A. I don't really have a specific favourite. I like all types of music, as long as they are of good quality! And then, it's obvious that when we go out together to have fun, we don't go to listen to a preludium and fugue by Bach, with all due respect to this genius of the baroque repertoire (joke!!).
Q. Tell us a little about your instrument. What are its special features? Tuning, look, etc.?
A. As I was telling you before, our instruments evolve with our repertoire and our musical inclinations. This is one of the great advantages of the brand which joins our group: to be in touch with the musicians. The name of my new accordion is Fun Flash HOHNER. It is fluorescent pink in colour. Why not?
At least, if people don't remember my name, they will remember the colour of my accordion. As for the tuning, it's not too musette, to allow me to play a larger repertoire. When I play pure musette, I use a Fun Musette HOHNER model, 3 musette voices (3 flutes), very out of tune!!! It's great! The look is deliberately in the direction of modernisation of the look of our instrument in general, in order to ensure - hopefully - its modernisation, to attract the maximum interest from the young generation.
As far as its formal features go, We have tried to give it a new, rounded shape, specially designed to allow better formation of sound waves, as well as a slight "V" shape in the right-hand box allowing to better place the instrument on the right thigh when you play sitting down. We have also asked that the keyboard be moved slightly forward, to get a better natural position of the wrist. In fact, the traditionally "flat" keyboard causes a "bending" of the wrist which goes against finger flexibility, causing a tension on the hand and arm tendons.
On the technical side, the model that I use has 4 voices for the right hand, two flutes and a double basson (10 registers), 96 basses and 5 voices for the left hand (4 registers, with medium and low voices separate), with music entirely a mano, all of it weighing 10 Kgs, which for me, well, my name isn't Rambo...
Q. Do you see your future career as a soloist, or in a group? In the latter case, what instruments would make up this group, and what repertoire would it perform?
A. As far as my future career goes, honestly, I can't give an answer for the moment. I feel like saying that everything interests me, or, at any rate, there isn't anything that I would dislike. After having won all the competitions in the "light music" category, I am now preparing for the "solo" categories of the Coupe Mondiale and of the Trophée Mondial, as well as Castelfidardo and Klingenthal, to be continued...
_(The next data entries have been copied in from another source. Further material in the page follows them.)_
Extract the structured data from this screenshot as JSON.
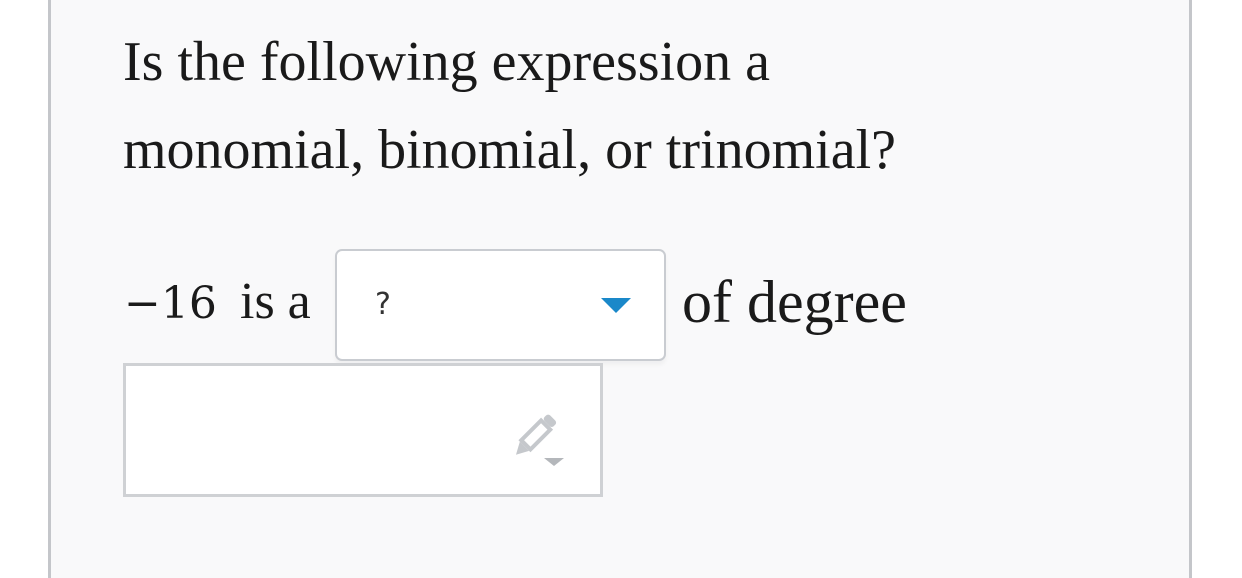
{
  "question": {
    "line1": "Is the following expression a",
    "line2": "monomial, binomial, or trinomial?"
  },
  "expression": {
    "value": "−16",
    "connector": "is a"
  },
  "type_dropdown": {
    "selected": "?",
    "caret_color": "#1a88c9"
  },
  "suffix": "of degree",
  "degree_input": {
    "value": "",
    "icon": "pencil-icon"
  }
}
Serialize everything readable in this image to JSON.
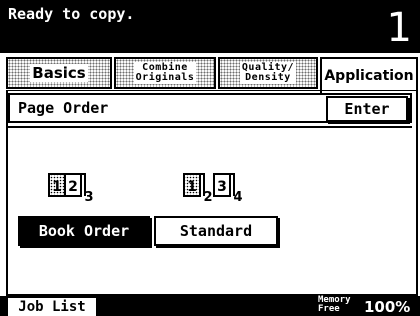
{
  "status": {
    "message": "Ready to copy.",
    "copy_count": "1"
  },
  "tabs": [
    {
      "label": "Basics"
    },
    {
      "label": "Combine\nOriginals"
    },
    {
      "label": "Quality/\nDensity"
    },
    {
      "label": "Application"
    }
  ],
  "panel": {
    "title": "Page Order",
    "enter_label": "Enter"
  },
  "options": {
    "book_order": {
      "label": "Book Order",
      "icon": "book-order-icon",
      "pages": [
        "1",
        "2",
        "3"
      ]
    },
    "standard": {
      "label": "Standard",
      "icon": "standard-order-icon",
      "pages": [
        "1",
        "2",
        "3",
        "4"
      ]
    },
    "selected": "Book Order"
  },
  "footer": {
    "job_list_label": "Job List",
    "memory_label": "Memory\nFree",
    "memory_value": "100%"
  },
  "colors": {
    "foreground": "#000000",
    "background": "#ffffff"
  }
}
Even though I don't think that a solo career would be realistic, due to the too small number of concerts which are organised in this discipline worldwide (as of now, at least...).
I also practice dance music, and why not organise a ball orchestra in a few years' time? It's still a bit early to precipitate things... For the moment, let's keep a level head. I prefer to think of myself as a student for as long as I can.
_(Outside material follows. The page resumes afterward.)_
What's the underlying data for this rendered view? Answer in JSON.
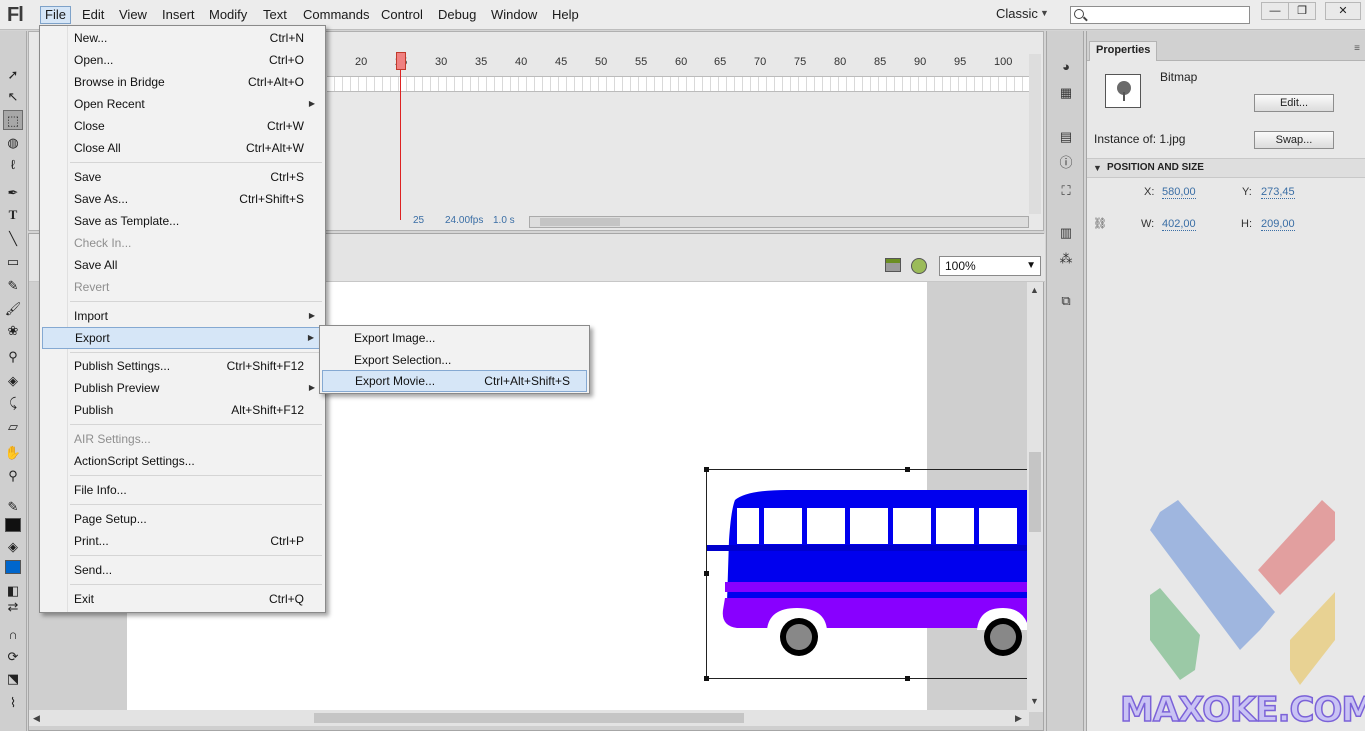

Q. What are your other interests, apart from the accordion?
A. I've always been fascinated by percussion instruments, and by drums in particular. My younger brother plays the drums, and I often work off my frustrations on his instrument! I love good wine (my origins!!) and all the activities of a young man of 18. Need I say more?
Q. What are your short-term career goals, and how would you like your career to develop?
A. I am preparing for the 2000 season, with a 12 week "tour" in duo with Frédéric Deschamps, under the auspices of the "Musical Youth of France", a national organisation which brings all the young people from general school circles (11 to 18 years of age) to the most beautiful theatres in France to discover diverse and varied musical groups. I also have many overseas concerts (Scandinavia, Germany - to mention the closest ones only). I am also preparing for important TV programmes on national television, notably "Surprise Party" with Pascal Sevran, which is broadcast on Saturday evenings at 8.30 pm. All perspectives of interesting experiences.